Monday, July 19, 2004

New Zealand Blogger Writes


Although I do not share your politics, I enjoy reading the thoughtful commentary on your "Maverick Philosopher" website.

I just wanted to bring to your attention a follow-up post I wrote about a week ago, on truth and relativism. Go here.

The one major disadvantage of your site, in my opinion, is its self-imposed isolationism. Without comments or trackback etc., there is no easy way for your readers to notice who else is responding to your posts. If you are set against comments, and can't be bothered
integrating Haloscan trackback into your template, then perhaps the easiest way for you to overcome this would simply be to provide a link (in your sidebar) to your Technorati page.

This page lists all the blogs who have recently linked to your site.
It is very easy and convenient, and would allow your readers to follow the development of online "conversations." I can see no disadvantage to this.

Richard Chappell
Philosophy, et cetera

Mr. Chappell,

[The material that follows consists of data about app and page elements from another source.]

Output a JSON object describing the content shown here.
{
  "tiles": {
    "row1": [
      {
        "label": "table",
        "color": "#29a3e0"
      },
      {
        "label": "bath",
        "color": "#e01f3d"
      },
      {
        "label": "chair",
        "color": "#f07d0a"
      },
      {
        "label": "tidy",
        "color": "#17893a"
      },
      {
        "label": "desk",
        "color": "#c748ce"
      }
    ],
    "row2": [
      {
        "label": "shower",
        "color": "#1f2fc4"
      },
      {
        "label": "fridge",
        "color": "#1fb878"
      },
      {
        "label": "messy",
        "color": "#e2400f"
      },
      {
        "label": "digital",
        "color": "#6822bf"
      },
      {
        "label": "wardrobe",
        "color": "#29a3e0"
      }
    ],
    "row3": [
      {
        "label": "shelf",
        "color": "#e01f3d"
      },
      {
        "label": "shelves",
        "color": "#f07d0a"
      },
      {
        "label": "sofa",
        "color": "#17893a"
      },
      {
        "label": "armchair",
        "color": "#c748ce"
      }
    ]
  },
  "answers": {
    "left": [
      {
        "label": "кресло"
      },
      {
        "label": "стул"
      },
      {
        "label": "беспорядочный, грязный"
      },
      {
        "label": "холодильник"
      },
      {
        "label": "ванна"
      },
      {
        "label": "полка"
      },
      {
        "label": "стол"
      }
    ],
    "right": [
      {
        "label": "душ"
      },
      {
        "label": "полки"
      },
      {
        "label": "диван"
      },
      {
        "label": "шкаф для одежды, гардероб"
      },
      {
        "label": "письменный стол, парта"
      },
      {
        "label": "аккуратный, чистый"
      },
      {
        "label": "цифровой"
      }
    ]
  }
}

Thanks very much for writing. I wasn't aware of Technorati, and I am very glad you brought it to my attention. You make some good points in your relativism post. One of your points I would paraphrase as follows. An absolutist about truth does not of course deny the context-sensitivity of many sentences, a sensitivity that brings with it a certain relativization. Thus, sentences containing comparative terms like 'tall,' indexical words such as 'I' and 'here' and tensed verbs can only be evaluated relative to a context of use. But once those context-sensitive elements are replaced with context-invariant terms, the result is what Quine calls an 'eternal sentence' absolutely true if true at all. For example, 'I am hungry' may be true when you utter it but false when I utter it. But that is not the case for 'Richard Chappell is hungry at noon on 15 July 2004.' If true, it is true regardless of who utters or thinks it.